Reviews. They are a part of the writing/reading/publishing business. Like them or love them, they happen and I for one look forward to reading them. It’s like opening a Christmas gift when I go to Amazon and see that there are more reviews than the last time I visited. My heart speeds up a little. I start guessing how many stars it is based on the overall rating and hold my breath as I scroll down. And then, there it is! Someone’s honest feedback in black and white, there for others to see!
Of course when I open my present and find a lump of coal, it feels a little like getting punched in the gut. Of course, I take it all in stride because negative feedback is all a part of what I do. It is bound to come eventually, no matter how many five star reviews a book has. Not everyone is going to like what I do, and that’s cool. But I’ll tell ya, it’s definitely not easy being criticized by a history buff. They know their stuff and they’re not shy about letting you know it! Those people tend to be my harshest critics, and I don’t blame them. If they picked up a copy of The Third Son looking for historical accuracy, they just aren’t going to get it. Not that I intended for it to be accurate. In fact, accuracy was the last thing on my mind when writing the first story that would eventually unfold to become the Kings of Cardenas series.
One day I got this idea. I wanted to write a Romance novel about a love that should never have happened. I man…a prince with everything he could ever want, yet craves more…finds love with the most unlikely of women, a Gypsy dancer with a scarred past. As I began thinking about the story, I actually took the time to research monarchies of Europe in different time periods. I did my homework on Gypsy culture as well, but knew I could fit them in almost anywhere, as Gypsies were travelers and turn up in many places throughout history. As much as I love Historical Fiction, and wanted to be in that lane, I just couldn’t find a kingdom, nation, province, or real character to base my story on. Besides that, I knew that if I set it in my favorite time periods, Victorian or Regency, there was no way a prince (or duke , or earl) could ever wed a Gypsy. It’s just not done and it would piss off a lot of diehard Historical readers. The only way it would work is if I made the Gypsy a long lost daughter of a nobleman or royalty and I just didn’t want that. I wanted the authenticity of her background to be there.
I created my own damn world. Because, really, when you create your own world and call it Fantasy, you can do pretty much whatever the heck you want. like have a Prince marry a Gypsy girl. Or turn the Gypsy girls grandmother into a Romani prophetess with the power to see into the future. Why, then, is the book classified as Historical? Very good question.

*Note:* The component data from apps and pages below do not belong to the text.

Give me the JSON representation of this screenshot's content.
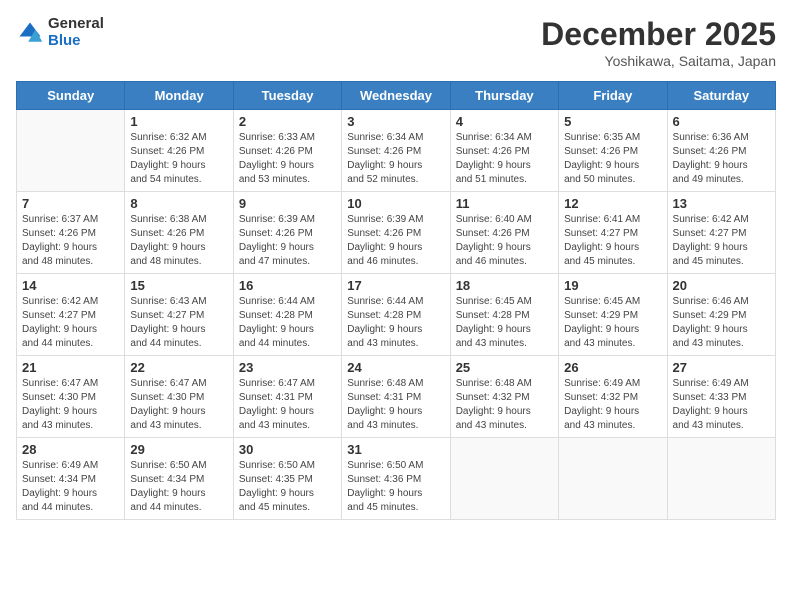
{
  "header": {
    "logo_general": "General",
    "logo_blue": "Blue",
    "month": "December 2025",
    "location": "Yoshikawa, Saitama, Japan"
  },
  "days_of_week": [
    "Sunday",
    "Monday",
    "Tuesday",
    "Wednesday",
    "Thursday",
    "Friday",
    "Saturday"
  ],
  "weeks": [
    [
      {
        "day": "",
        "info": ""
      },
      {
        "day": "1",
        "info": "Sunrise: 6:32 AM\nSunset: 4:26 PM\nDaylight: 9 hours\nand 54 minutes."
      },
      {
        "day": "2",
        "info": "Sunrise: 6:33 AM\nSunset: 4:26 PM\nDaylight: 9 hours\nand 53 minutes."
      },
      {
        "day": "3",
        "info": "Sunrise: 6:34 AM\nSunset: 4:26 PM\nDaylight: 9 hours\nand 52 minutes."
      },
      {
        "day": "4",
        "info": "Sunrise: 6:34 AM\nSunset: 4:26 PM\nDaylight: 9 hours\nand 51 minutes."
      },
      {
        "day": "5",
        "info": "Sunrise: 6:35 AM\nSunset: 4:26 PM\nDaylight: 9 hours\nand 50 minutes."
      },
      {
        "day": "6",
        "info": "Sunrise: 6:36 AM\nSunset: 4:26 PM\nDaylight: 9 hours\nand 49 minutes."
      }
    ],
    [
      {
        "day": "7",
        "info": "Sunrise: 6:37 AM\nSunset: 4:26 PM\nDaylight: 9 hours\nand 48 minutes."
      },
      {
        "day": "8",
        "info": "Sunrise: 6:38 AM\nSunset: 4:26 PM\nDaylight: 9 hours\nand 48 minutes."
      },
      {
        "day": "9",
        "info": "Sunrise: 6:39 AM\nSunset: 4:26 PM\nDaylight: 9 hours\nand 47 minutes."
      },
      {
        "day": "10",
        "info": "Sunrise: 6:39 AM\nSunset: 4:26 PM\nDaylight: 9 hours\nand 46 minutes."
      },
      {
        "day": "11",
        "info": "Sunrise: 6:40 AM\nSunset: 4:26 PM\nDaylight: 9 hours\nand 46 minutes."
      },
      {
        "day": "12",
        "info": "Sunrise: 6:41 AM\nSunset: 4:27 PM\nDaylight: 9 hours\nand 45 minutes."
      },
      {
        "day": "13",
        "info": "Sunrise: 6:42 AM\nSunset: 4:27 PM\nDaylight: 9 hours\nand 45 minutes."
      }
    ],
    [
      {
        "day": "14",
        "info": "Sunrise: 6:42 AM\nSunset: 4:27 PM\nDaylight: 9 hours\nand 44 minutes."
      },
      {
        "day": "15",
        "info": "Sunrise: 6:43 AM\nSunset: 4:27 PM\nDaylight: 9 hours\nand 44 minutes."
      },
      {
        "day": "16",
        "info": "Sunrise: 6:44 AM\nSunset: 4:28 PM\nDaylight: 9 hours\nand 44 minutes."
      },
      {
        "day": "17",
        "info": "Sunrise: 6:44 AM\nSunset: 4:28 PM\nDaylight: 9 hours\nand 43 minutes."
      },
      {
        "day": "18",
        "info": "Sunrise: 6:45 AM\nSunset: 4:28 PM\nDaylight: 9 hours\nand 43 minutes."
      },
      {
        "day": "19",
        "info": "Sunrise: 6:45 AM\nSunset: 4:29 PM\nDaylight: 9 hours\nand 43 minutes."
      },
      {
        "day": "20",
        "info": "Sunrise: 6:46 AM\nSunset: 4:29 PM\nDaylight: 9 hours\nand 43 minutes."
      }
    ],
    [
      {
        "day": "21",
        "info": "Sunrise: 6:47 AM\nSunset: 4:30 PM\nDaylight: 9 hours\nand 43 minutes."
      },
      {
        "day": "22",
        "info": "Sunrise: 6:47 AM\nSunset: 4:30 PM\nDaylight: 9 hours\nand 43 minutes."
      },
      {
        "day": "23",
        "info": "Sunrise: 6:47 AM\nSunset: 4:31 PM\nDaylight: 9 hours\nand 43 minutes."
      },
      {
        "day": "24",
        "info": "Sunrise: 6:48 AM\nSunset: 4:31 PM\nDaylight: 9 hours\nand 43 minutes."
      },
      {
        "day": "25",
        "info": "Sunrise: 6:48 AM\nSunset: 4:32 PM\nDaylight: 9 hours\nand 43 minutes."
      },
      {
        "day": "26",
        "info": "Sunrise: 6:49 AM\nSunset: 4:32 PM\nDaylight: 9 hours\nand 43 minutes."
      },
      {
        "day": "27",
        "info": "Sunrise: 6:49 AM\nSunset: 4:33 PM\nDaylight: 9 hours\nand 43 minutes."
      }
    ],
    [
      {
        "day": "28",
        "info": "Sunrise: 6:49 AM\nSunset: 4:34 PM\nDaylight: 9 hours\nand 44 minutes."
      },
      {
        "day": "29",
        "info": "Sunrise: 6:50 AM\nSunset: 4:34 PM\nDaylight: 9 hours\nand 44 minutes."
      },
      {
        "day": "30",
        "info": "Sunrise: 6:50 AM\nSunset: 4:35 PM\nDaylight: 9 hours\nand 45 minutes."
      },
      {
        "day": "31",
        "info": "Sunrise: 6:50 AM\nSunset: 4:36 PM\nDaylight: 9 hours\nand 45 minutes."
      },
      {
        "day": "",
        "info": ""
      },
      {
        "day": "",
        "info": ""
      },
      {
        "day": "",
        "info": ""
      }
    ]
  ]
}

One I am happy to answer.
Officially Historical Romance is defined as a romance set before World War II. That’s it. That’s the definition. See how much wiggle room there is within that. Because the Kings of Cardenas series is set in the 1850s, it is actually considered Historical fiction. I took the things I loved from the Victorian period ( and yeah, some Regency too) and made the setting my own. It is considered Fantasy as well because of it’s made-up kingdom and place in time and history.
So…is Cardenas in Europe? It is if you want it to be! Does it neighbor Britain? Possibly. See, that’s the whole point. Cardenas is wherever you think it is, which is why I’ve never given it an actual geographic location in relation to anywhere else, accept to say that you’d have to sail if you wanted to go to America or the Carribbean. That leaves a lot of room for interpretation and a lot of places of the world where Cardenas could be. And who’s to say a place like Cardenas couldn’t have existed? I like to think there’s much of History that’s been lost to us, despite the things we know and the things we think we know. Who’s to say that somewhere in the world, a couple like Prince Damien and Esmeralda the Gypsy didn’t actually exist. I know that in my heart, they do.
Not to mention, on a side note, that some of the places and people I’ve written of are actually based in History. The lady Knights that everyone seem to be so fond of are all based on famous warrior women documented throughout history. I studied extensively the African Amazon and the Japanese Onna Bugeisha and Samurai in my preparation to write about the lady warriors, as well as the island they travel to in the Caribbean, Martinique. I also like to research period appropriate clothing and foods to lend the stories the right feel. I do love the Victorian era, after all!
Do I plan to ever write Historical Romance that’s actually based in History? Absolutely! I am full of ideas about books based on the Tuskegee airmen, as well as a love triangle set in the midst of the American Revolution. In those instances I plan to stick to history while still writing a compelling, romantic story. In the meantime, though, a little Fantasy is a-okay with me!